»»

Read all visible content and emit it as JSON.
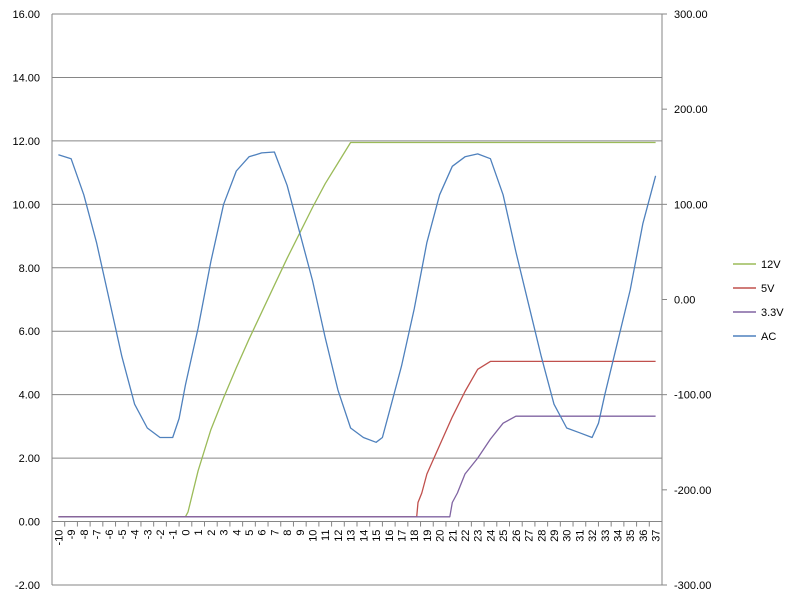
{
  "chart_data": {
    "type": "line",
    "title": "",
    "xlabel": "",
    "ylabel": "",
    "y_left": {
      "lim": [
        -2,
        16
      ],
      "ticks": [
        "-2.00",
        "0.00",
        "2.00",
        "4.00",
        "6.00",
        "8.00",
        "10.00",
        "12.00",
        "14.00",
        "16.00"
      ]
    },
    "y_right": {
      "lim": [
        -300,
        300
      ],
      "ticks": [
        "-300.00",
        "-200.00",
        "-100.00",
        "0.00",
        "100.00",
        "200.00",
        "300.00"
      ]
    },
    "x": {
      "lim": [
        -10,
        37
      ],
      "tick_labels": [
        "-10",
        "-9",
        "-8",
        "-7",
        "-6",
        "-5",
        "-4",
        "-3",
        "-2",
        "-1",
        "0",
        "1",
        "2",
        "3",
        "4",
        "5",
        "6",
        "7",
        "8",
        "9",
        "10",
        "11",
        "12",
        "13",
        "14",
        "15",
        "16",
        "17",
        "18",
        "19",
        "20",
        "21",
        "22",
        "23",
        "24",
        "25",
        "26",
        "27",
        "28",
        "29",
        "30",
        "31",
        "32",
        "33",
        "34",
        "35",
        "36",
        "37"
      ]
    },
    "grid": true,
    "legend_position": "right",
    "series": [
      {
        "name": "12V",
        "axis": "left",
        "color": "#9bbb59",
        "points": [
          [
            -10,
            0.15
          ],
          [
            0,
            0.15
          ],
          [
            0.2,
            0.3
          ],
          [
            1,
            1.6
          ],
          [
            2,
            2.9
          ],
          [
            3,
            3.9
          ],
          [
            4,
            4.85
          ],
          [
            5,
            5.75
          ],
          [
            6,
            6.6
          ],
          [
            7,
            7.45
          ],
          [
            8,
            8.3
          ],
          [
            9,
            9.1
          ],
          [
            10,
            9.9
          ],
          [
            11,
            10.65
          ],
          [
            12,
            11.3
          ],
          [
            13,
            11.95
          ],
          [
            14,
            11.95
          ],
          [
            37,
            11.95
          ]
        ]
      },
      {
        "name": "5V",
        "axis": "left",
        "color": "#c0504d",
        "points": [
          [
            -10,
            0.15
          ],
          [
            18.2,
            0.15
          ],
          [
            18.3,
            0.6
          ],
          [
            18.6,
            0.9
          ],
          [
            19,
            1.5
          ],
          [
            20,
            2.4
          ],
          [
            21,
            3.3
          ],
          [
            22,
            4.1
          ],
          [
            23,
            4.8
          ],
          [
            24,
            5.05
          ],
          [
            37,
            5.05
          ]
        ]
      },
      {
        "name": "3.3V",
        "axis": "left",
        "color": "#8064a2",
        "points": [
          [
            -10,
            0.15
          ],
          [
            20.8,
            0.15
          ],
          [
            21,
            0.6
          ],
          [
            21.4,
            0.9
          ],
          [
            22,
            1.5
          ],
          [
            23,
            2.0
          ],
          [
            24,
            2.6
          ],
          [
            25,
            3.1
          ],
          [
            26,
            3.32
          ],
          [
            37,
            3.32
          ]
        ]
      },
      {
        "name": "AC",
        "axis": "right",
        "color": "#4f81bd",
        "points": [
          [
            -10,
            152
          ],
          [
            -9,
            148
          ],
          [
            -8,
            110
          ],
          [
            -7,
            60
          ],
          [
            -6,
            0
          ],
          [
            -5,
            -60
          ],
          [
            -4,
            -110
          ],
          [
            -3,
            -135
          ],
          [
            -2,
            -145
          ],
          [
            -1,
            -145
          ],
          [
            -0.5,
            -125
          ],
          [
            0,
            -90
          ],
          [
            1,
            -30
          ],
          [
            2,
            40
          ],
          [
            3,
            100
          ],
          [
            4,
            135
          ],
          [
            5,
            150
          ],
          [
            6,
            154
          ],
          [
            7,
            155
          ],
          [
            8,
            120
          ],
          [
            9,
            70
          ],
          [
            10,
            20
          ],
          [
            11,
            -40
          ],
          [
            12,
            -95
          ],
          [
            13,
            -135
          ],
          [
            14,
            -145
          ],
          [
            15,
            -150
          ],
          [
            15.5,
            -145
          ],
          [
            16,
            -120
          ],
          [
            17,
            -70
          ],
          [
            18,
            -10
          ],
          [
            19,
            60
          ],
          [
            20,
            110
          ],
          [
            21,
            140
          ],
          [
            22,
            150
          ],
          [
            23,
            153
          ],
          [
            24,
            148
          ],
          [
            25,
            110
          ],
          [
            26,
            50
          ],
          [
            27,
            -5
          ],
          [
            28,
            -60
          ],
          [
            29,
            -110
          ],
          [
            30,
            -135
          ],
          [
            31,
            -140
          ],
          [
            32,
            -145
          ],
          [
            32.5,
            -130
          ],
          [
            33,
            -100
          ],
          [
            34,
            -45
          ],
          [
            35,
            10
          ],
          [
            36,
            80
          ],
          [
            37,
            130
          ]
        ]
      }
    ]
  }
}
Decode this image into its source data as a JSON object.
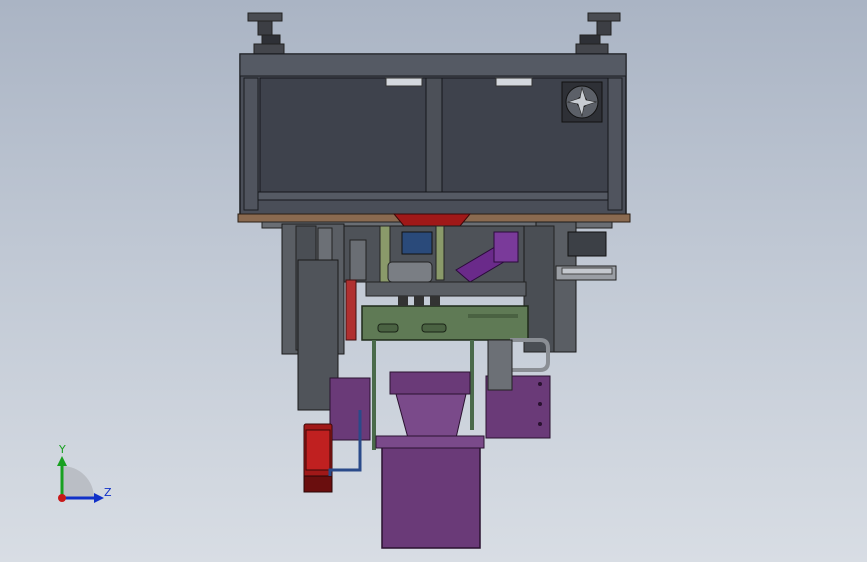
{
  "viewport": {
    "model_name": "",
    "background_top": "#aab4c4",
    "background_bottom": "#d8dde4"
  },
  "triad": {
    "y_label": "Y",
    "z_label": "Z",
    "y_color": "#18a020",
    "z_color": "#1030c8",
    "origin_color": "#c81818"
  },
  "icons": [
    "fan-icon"
  ],
  "colors": {
    "cabinet": "#4a4e58",
    "cabinet_panel": "#3e424c",
    "frame_dark": "#5a5e64",
    "purple": "#6a3a78",
    "plate_green": "#5f7a55",
    "red": "#a01818",
    "wood": "#8a6a50"
  }
}
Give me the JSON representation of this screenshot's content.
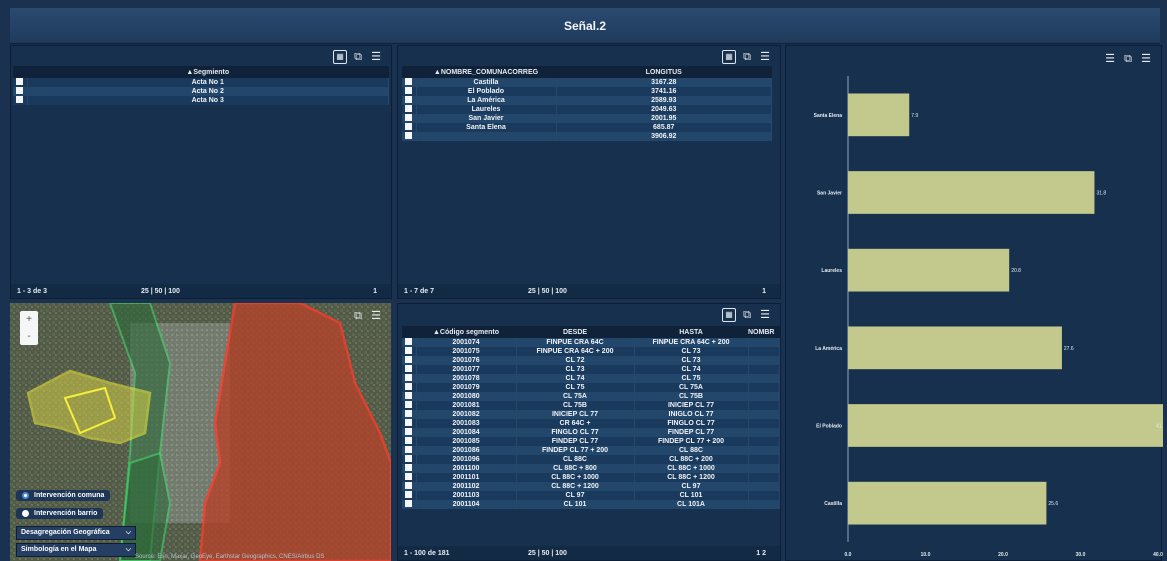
{
  "app": {
    "title": "Señal.2"
  },
  "segment_panel": {
    "header": "▲Segmiento",
    "rows": [
      "Acta No 1",
      "Acta No 2",
      "Acta No 3"
    ],
    "footer": {
      "count": "1 - 3 de 3",
      "pager": "25 | 50 | 100",
      "page": "1"
    }
  },
  "comuna_panel": {
    "headers": [
      "▲NOMBRE_COMUNACORREG",
      "LONGITUS"
    ],
    "rows": [
      [
        "Castilla",
        "3167.28"
      ],
      [
        "El Poblado",
        "3741.16"
      ],
      [
        "La América",
        "2589.93"
      ],
      [
        "Laureles",
        "2049.63"
      ],
      [
        "San Javier",
        "2001.95"
      ],
      [
        "Santa Elena",
        "685.87"
      ],
      [
        "",
        "3906.92"
      ]
    ],
    "footer": {
      "count": "1 - 7 de 7",
      "pager": "25 | 50 | 100",
      "page": "1"
    }
  },
  "segments_table": {
    "headers": [
      "▲Código segmento",
      "DESDE",
      "HASTA",
      "NOMBR"
    ],
    "rows": [
      [
        "2001074",
        "FINPUE CRA 64C",
        "FINPUE CRA 64C + 200",
        ""
      ],
      [
        "2001075",
        "FINPUE CRA 64C + 200",
        "CL 73",
        ""
      ],
      [
        "2001076",
        "CL 72",
        "CL 73",
        ""
      ],
      [
        "2001077",
        "CL 73",
        "CL 74",
        ""
      ],
      [
        "2001078",
        "CL 74",
        "CL 75",
        ""
      ],
      [
        "2001079",
        "CL 75",
        "CL 75A",
        ""
      ],
      [
        "2001080",
        "CL 75A",
        "CL 75B",
        ""
      ],
      [
        "2001081",
        "CL 75B",
        "INICIEP CL 77",
        ""
      ],
      [
        "2001082",
        "INICIEP CL 77",
        "INIGLO CL 77",
        ""
      ],
      [
        "2001083",
        "CR 64C +",
        "FINGLO CL 77",
        ""
      ],
      [
        "2001084",
        "FINGLO CL 77",
        "FINDEP CL 77",
        ""
      ],
      [
        "2001085",
        "FINDEP CL 77",
        "FINDEP CL 77 + 200",
        ""
      ],
      [
        "2001086",
        "FINDEP CL 77 + 200",
        "CL 88C",
        ""
      ],
      [
        "2001096",
        "CL 88C",
        "CL 88C + 200",
        ""
      ],
      [
        "2001100",
        "CL 88C + 800",
        "CL 88C + 1000",
        ""
      ],
      [
        "2001101",
        "CL 88C + 1000",
        "CL 88C + 1200",
        ""
      ],
      [
        "2001102",
        "CL 88C + 1200",
        "CL 97",
        ""
      ],
      [
        "2001103",
        "CL 97",
        "CL 101",
        ""
      ],
      [
        "2001104",
        "CL 101",
        "CL 101A",
        ""
      ]
    ],
    "footer": {
      "count": "1 - 100 de 181",
      "pager": "25 | 50 | 100",
      "page": "1 2"
    }
  },
  "map": {
    "zoom_in": "+",
    "zoom_out": "-",
    "options": [
      "Intervención comuna",
      "Intervención barrio"
    ],
    "selects": [
      "Desagregación Geográfica",
      "Simbología en el Mapa"
    ],
    "attribution": "Source: Esri, Maxar, GeoEye, Earthstar Geographics, CNES/Airbus DS"
  },
  "chart_data": {
    "type": "bar",
    "orientation": "horizontal",
    "categories": [
      "Santa Elena",
      "San Javier",
      "Laureles",
      "La América",
      "El Poblado",
      "Castilla"
    ],
    "values": [
      7.9,
      31.8,
      20.8,
      27.6,
      41.2,
      25.6
    ],
    "xlim": [
      0,
      40
    ],
    "x_ticks": [
      "0.0",
      "10.0",
      "20.0",
      "30.0",
      "40.0"
    ],
    "bar_color": "#c3c98d"
  }
}
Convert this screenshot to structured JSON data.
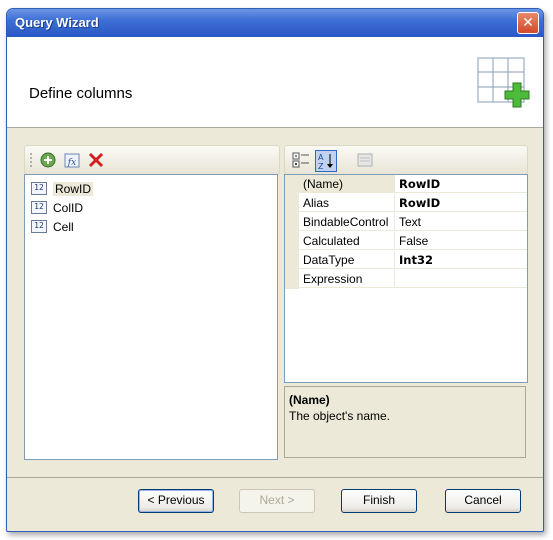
{
  "window": {
    "title": "Query Wizard",
    "close_label": "✕"
  },
  "header": {
    "title": "Define columns"
  },
  "columns_list": [
    {
      "type_badge": "12",
      "label": "RowID",
      "selected": true
    },
    {
      "type_badge": "12",
      "label": "ColID",
      "selected": false
    },
    {
      "type_badge": "12",
      "label": "Cell",
      "selected": false
    }
  ],
  "properties": [
    {
      "name": "(Name)",
      "value": "RowID",
      "bold": true
    },
    {
      "name": "Alias",
      "value": "RowID",
      "bold": true
    },
    {
      "name": "BindableControl",
      "value": "Text",
      "bold": false
    },
    {
      "name": "Calculated",
      "value": "False",
      "bold": false
    },
    {
      "name": "DataType",
      "value": "Int32",
      "bold": true
    },
    {
      "name": "Expression",
      "value": "",
      "bold": false
    }
  ],
  "help": {
    "title": "(Name)",
    "text": "The object's name."
  },
  "buttons": {
    "previous": "< Previous",
    "next": "Next >",
    "finish": "Finish",
    "cancel": "Cancel"
  }
}
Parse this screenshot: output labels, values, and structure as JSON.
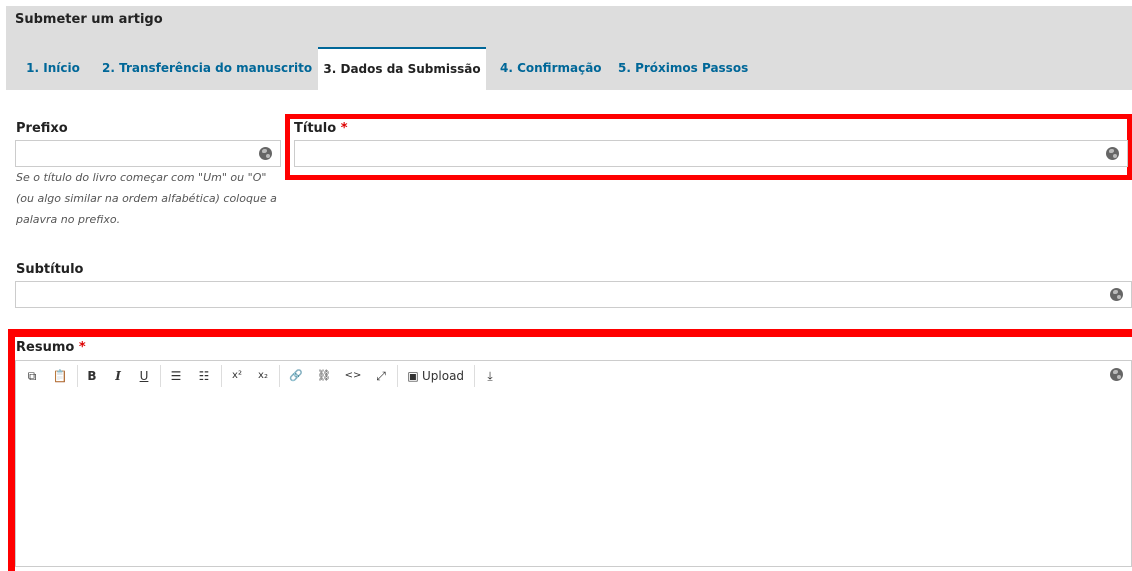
{
  "header": {
    "title": "Submeter um artigo"
  },
  "tabs": [
    {
      "label": "1. Início"
    },
    {
      "label": "2. Transferência do manuscrito"
    },
    {
      "label": "3. Dados da Submissão"
    },
    {
      "label": "4. Confirmação"
    },
    {
      "label": "5. Próximos Passos"
    }
  ],
  "active_tab_index": 2,
  "form": {
    "prefix": {
      "label": "Prefixo",
      "value": "",
      "help_lines": [
        "Se o título do livro começar com \"Um\" ou \"O\"",
        "(ou algo similar na ordem alfabética) coloque a",
        "palavra no prefixo."
      ]
    },
    "title": {
      "label": "Título",
      "required_mark": "*",
      "value": ""
    },
    "subtitle": {
      "label": "Subtítulo",
      "value": ""
    },
    "abstract": {
      "label": "Resumo",
      "required_mark": "*",
      "value": ""
    }
  },
  "toolbar": {
    "buttons": [
      {
        "name": "copy-icon",
        "glyph": "⧉"
      },
      {
        "name": "paste-icon",
        "glyph": "📋"
      },
      {
        "name": "bold-icon",
        "glyph": "B"
      },
      {
        "name": "italic-icon",
        "glyph": "I"
      },
      {
        "name": "underline-icon",
        "glyph": "U"
      },
      {
        "name": "bullet-list-icon",
        "glyph": "☰"
      },
      {
        "name": "numbered-list-icon",
        "glyph": "☷"
      },
      {
        "name": "superscript-icon",
        "glyph": "x²"
      },
      {
        "name": "subscript-icon",
        "glyph": "x₂"
      },
      {
        "name": "link-icon",
        "glyph": "🔗"
      },
      {
        "name": "unlink-icon",
        "glyph": "⛓"
      },
      {
        "name": "code-icon",
        "glyph": "<>"
      },
      {
        "name": "fullscreen-icon",
        "glyph": "⤢"
      },
      {
        "name": "image-icon",
        "glyph": "▣"
      }
    ],
    "upload_label": "Upload",
    "insert_icon_glyph": "⤓"
  },
  "colors": {
    "accent": "#006798",
    "highlight": "#ff0000",
    "required": "#dd0000",
    "header_bg": "#dddddd"
  }
}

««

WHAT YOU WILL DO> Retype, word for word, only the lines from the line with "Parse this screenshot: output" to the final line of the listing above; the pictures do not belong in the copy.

YOUR SOLUTION>
Parse this screenshot: output labels, values, and structure as JSON.
{
  "header": {
    "title": "Submeter um artigo"
  },
  "tabs": [
    {
      "label": "1. Início"
    },
    {
      "label": "2. Transferência do manuscrito"
    },
    {
      "label": "3. Dados da Submissão"
    },
    {
      "label": "4. Confirmação"
    },
    {
      "label": "5. Próximos Passos"
    }
  ],
  "active_tab_index": 2,
  "form": {
    "prefix": {
      "label": "Prefixo",
      "value": "",
      "help_lines": [
        "Se o título do livro começar com \"Um\" ou \"O\"",
        "(ou algo similar na ordem alfabética) coloque a",
        "palavra no prefixo."
      ]
    },
    "title": {
      "label": "Título",
      "required_mark": "*",
      "value": ""
    },
    "subtitle": {
      "label": "Subtítulo",
      "value": ""
    },
    "abstract": {
      "label": "Resumo",
      "required_mark": "*",
      "value": ""
    }
  },
  "toolbar": {
    "buttons": [
      {
        "name": "copy-icon",
        "glyph": "⧉"
      },
      {
        "name": "paste-icon",
        "glyph": "📋"
      },
      {
        "name": "bold-icon",
        "glyph": "B"
      },
      {
        "name": "italic-icon",
        "glyph": "I"
      },
      {
        "name": "underline-icon",
        "glyph": "U"
      },
      {
        "name": "bullet-list-icon",
        "glyph": "☰"
      },
      {
        "name": "numbered-list-icon",
        "glyph": "☷"
      },
      {
        "name": "superscript-icon",
        "glyph": "x²"
      },
      {
        "name": "subscript-icon",
        "glyph": "x₂"
      },
      {
        "name": "link-icon",
        "glyph": "🔗"
      },
      {
        "name": "unlink-icon",
        "glyph": "⛓"
      },
      {
        "name": "code-icon",
        "glyph": "<>"
      },
      {
        "name": "fullscreen-icon",
        "glyph": "⤢"
      },
      {
        "name": "image-icon",
        "glyph": "▣"
      }
    ],
    "upload_label": "Upload",
    "insert_icon_glyph": "⤓"
  },
  "colors": {
    "accent": "#006798",
    "highlight": "#ff0000",
    "required": "#dd0000",
    "header_bg": "#dddddd"
  }
}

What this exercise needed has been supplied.